=== Begin Enclosure ===
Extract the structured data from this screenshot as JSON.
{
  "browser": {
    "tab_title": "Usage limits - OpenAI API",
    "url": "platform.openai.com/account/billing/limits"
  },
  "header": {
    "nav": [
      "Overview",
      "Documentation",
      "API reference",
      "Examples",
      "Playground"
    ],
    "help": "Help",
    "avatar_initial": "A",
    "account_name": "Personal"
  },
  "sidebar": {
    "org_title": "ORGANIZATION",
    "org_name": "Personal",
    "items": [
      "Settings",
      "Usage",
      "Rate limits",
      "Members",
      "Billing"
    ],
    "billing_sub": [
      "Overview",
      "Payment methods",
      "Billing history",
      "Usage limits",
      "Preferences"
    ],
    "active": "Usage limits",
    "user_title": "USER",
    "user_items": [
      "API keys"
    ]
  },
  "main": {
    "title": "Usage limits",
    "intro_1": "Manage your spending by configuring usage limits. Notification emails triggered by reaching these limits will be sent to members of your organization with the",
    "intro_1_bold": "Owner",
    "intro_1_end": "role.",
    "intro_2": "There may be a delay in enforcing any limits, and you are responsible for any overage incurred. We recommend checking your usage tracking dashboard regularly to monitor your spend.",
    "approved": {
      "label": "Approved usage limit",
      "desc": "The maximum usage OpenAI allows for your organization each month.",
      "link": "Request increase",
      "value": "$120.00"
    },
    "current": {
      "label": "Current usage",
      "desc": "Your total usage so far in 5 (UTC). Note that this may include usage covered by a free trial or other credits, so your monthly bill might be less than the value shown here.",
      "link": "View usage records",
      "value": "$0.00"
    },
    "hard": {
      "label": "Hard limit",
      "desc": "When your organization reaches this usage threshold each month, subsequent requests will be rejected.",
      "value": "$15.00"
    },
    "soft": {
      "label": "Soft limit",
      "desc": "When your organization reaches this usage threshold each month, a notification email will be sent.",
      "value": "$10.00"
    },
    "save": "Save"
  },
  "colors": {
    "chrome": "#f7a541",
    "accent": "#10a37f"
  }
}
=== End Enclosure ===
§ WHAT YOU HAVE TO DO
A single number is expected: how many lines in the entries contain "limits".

§ COMPLETED TASK
8